Work item. From the records below, copy out each line that has the word "JSON".

+++ The records

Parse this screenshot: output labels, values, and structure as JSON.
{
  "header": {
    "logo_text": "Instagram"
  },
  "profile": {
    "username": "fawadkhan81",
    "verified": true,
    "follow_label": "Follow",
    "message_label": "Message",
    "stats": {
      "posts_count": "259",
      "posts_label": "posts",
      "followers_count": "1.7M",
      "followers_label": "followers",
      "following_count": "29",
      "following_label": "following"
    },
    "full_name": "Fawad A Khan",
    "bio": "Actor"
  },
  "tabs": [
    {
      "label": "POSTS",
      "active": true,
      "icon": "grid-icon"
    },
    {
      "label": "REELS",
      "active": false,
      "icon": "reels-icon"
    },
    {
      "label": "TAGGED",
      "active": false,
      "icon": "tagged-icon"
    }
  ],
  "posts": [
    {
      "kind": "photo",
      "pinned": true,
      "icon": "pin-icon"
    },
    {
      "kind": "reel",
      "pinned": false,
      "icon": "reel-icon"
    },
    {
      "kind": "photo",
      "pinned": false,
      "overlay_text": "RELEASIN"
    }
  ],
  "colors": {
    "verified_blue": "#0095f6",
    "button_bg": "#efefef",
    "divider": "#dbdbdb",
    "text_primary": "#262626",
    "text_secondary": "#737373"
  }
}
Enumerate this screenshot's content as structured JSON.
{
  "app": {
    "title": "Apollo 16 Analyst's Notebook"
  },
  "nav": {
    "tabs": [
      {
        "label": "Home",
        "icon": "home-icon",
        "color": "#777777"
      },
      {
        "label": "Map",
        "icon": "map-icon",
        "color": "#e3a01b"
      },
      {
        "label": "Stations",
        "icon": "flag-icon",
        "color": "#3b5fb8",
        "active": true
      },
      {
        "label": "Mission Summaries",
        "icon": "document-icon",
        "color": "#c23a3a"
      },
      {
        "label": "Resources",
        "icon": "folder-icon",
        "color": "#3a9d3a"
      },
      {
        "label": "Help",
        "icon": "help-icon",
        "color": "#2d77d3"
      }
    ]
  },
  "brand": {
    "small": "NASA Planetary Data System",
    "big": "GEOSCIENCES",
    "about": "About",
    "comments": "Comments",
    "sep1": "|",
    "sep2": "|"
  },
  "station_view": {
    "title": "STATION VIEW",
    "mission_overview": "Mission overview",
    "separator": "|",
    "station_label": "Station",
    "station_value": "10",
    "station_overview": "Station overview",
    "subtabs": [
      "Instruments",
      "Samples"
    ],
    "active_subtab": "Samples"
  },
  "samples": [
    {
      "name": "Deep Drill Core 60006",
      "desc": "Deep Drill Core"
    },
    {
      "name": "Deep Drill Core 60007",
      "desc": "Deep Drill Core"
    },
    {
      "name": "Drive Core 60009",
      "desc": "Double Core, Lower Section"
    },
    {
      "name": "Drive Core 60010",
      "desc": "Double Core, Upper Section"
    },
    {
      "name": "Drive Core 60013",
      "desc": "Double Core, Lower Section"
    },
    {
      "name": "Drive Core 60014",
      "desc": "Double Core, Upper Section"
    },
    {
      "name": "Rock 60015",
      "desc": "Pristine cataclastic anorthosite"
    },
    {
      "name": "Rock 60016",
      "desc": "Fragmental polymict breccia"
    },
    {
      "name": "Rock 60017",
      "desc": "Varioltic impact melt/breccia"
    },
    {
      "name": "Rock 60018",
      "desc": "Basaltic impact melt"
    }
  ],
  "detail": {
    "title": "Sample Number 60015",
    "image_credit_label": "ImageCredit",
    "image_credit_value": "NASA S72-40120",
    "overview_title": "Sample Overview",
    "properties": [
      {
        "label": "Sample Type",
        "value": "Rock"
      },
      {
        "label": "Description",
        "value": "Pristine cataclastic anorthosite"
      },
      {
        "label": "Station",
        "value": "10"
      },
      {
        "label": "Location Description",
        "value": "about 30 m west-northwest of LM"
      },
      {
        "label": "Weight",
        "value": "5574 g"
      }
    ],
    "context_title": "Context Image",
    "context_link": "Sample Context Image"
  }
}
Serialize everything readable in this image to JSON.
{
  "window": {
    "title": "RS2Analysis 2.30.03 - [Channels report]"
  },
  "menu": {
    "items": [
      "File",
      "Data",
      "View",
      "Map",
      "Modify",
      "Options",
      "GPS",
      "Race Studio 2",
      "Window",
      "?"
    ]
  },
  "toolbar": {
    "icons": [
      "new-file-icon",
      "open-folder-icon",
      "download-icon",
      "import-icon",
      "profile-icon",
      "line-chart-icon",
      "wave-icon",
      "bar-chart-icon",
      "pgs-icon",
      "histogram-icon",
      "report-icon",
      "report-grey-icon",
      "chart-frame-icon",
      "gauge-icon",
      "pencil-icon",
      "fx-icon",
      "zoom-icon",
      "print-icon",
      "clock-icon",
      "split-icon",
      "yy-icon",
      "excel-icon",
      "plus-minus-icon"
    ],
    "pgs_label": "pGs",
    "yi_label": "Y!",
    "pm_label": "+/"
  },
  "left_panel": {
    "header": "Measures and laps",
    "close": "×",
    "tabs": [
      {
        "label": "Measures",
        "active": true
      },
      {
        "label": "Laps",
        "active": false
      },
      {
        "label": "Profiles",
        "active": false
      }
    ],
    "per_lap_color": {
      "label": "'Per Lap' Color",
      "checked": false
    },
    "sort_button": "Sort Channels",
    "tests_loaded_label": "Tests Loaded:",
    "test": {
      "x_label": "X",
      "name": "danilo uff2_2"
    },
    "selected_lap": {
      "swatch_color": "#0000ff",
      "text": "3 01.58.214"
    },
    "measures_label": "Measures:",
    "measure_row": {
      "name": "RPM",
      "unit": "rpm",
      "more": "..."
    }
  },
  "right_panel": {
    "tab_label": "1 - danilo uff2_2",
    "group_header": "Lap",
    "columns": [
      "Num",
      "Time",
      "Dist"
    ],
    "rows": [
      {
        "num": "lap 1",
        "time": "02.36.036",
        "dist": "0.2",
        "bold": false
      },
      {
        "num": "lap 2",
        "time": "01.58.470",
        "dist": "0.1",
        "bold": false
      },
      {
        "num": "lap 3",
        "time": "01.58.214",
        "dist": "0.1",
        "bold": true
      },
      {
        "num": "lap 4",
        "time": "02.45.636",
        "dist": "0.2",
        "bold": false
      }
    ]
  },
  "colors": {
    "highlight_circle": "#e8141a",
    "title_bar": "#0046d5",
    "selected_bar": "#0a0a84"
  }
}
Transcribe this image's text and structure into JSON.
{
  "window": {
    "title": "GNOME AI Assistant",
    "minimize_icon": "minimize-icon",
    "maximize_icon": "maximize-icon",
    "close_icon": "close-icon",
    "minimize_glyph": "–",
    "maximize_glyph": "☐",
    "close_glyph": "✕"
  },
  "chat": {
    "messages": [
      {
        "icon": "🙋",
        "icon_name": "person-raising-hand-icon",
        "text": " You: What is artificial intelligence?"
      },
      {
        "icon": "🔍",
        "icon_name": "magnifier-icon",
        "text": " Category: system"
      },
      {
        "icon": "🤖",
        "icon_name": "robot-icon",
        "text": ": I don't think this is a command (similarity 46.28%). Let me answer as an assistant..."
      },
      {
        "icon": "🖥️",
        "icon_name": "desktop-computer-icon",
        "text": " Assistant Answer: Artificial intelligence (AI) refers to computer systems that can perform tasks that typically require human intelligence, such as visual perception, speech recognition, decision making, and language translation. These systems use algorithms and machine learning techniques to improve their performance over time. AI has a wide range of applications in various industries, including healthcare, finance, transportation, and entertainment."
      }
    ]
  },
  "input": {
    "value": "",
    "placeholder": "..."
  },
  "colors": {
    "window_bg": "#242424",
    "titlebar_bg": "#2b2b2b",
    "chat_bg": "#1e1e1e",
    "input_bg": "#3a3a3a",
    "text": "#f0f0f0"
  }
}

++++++

Exercise response.
Parse this screenshot: output labels, values, and structure as JSON.
Enumerate this screenshot's content as structured JSON.
Serialize everything readable in this image to JSON.
Transcribe this image's text and structure into JSON.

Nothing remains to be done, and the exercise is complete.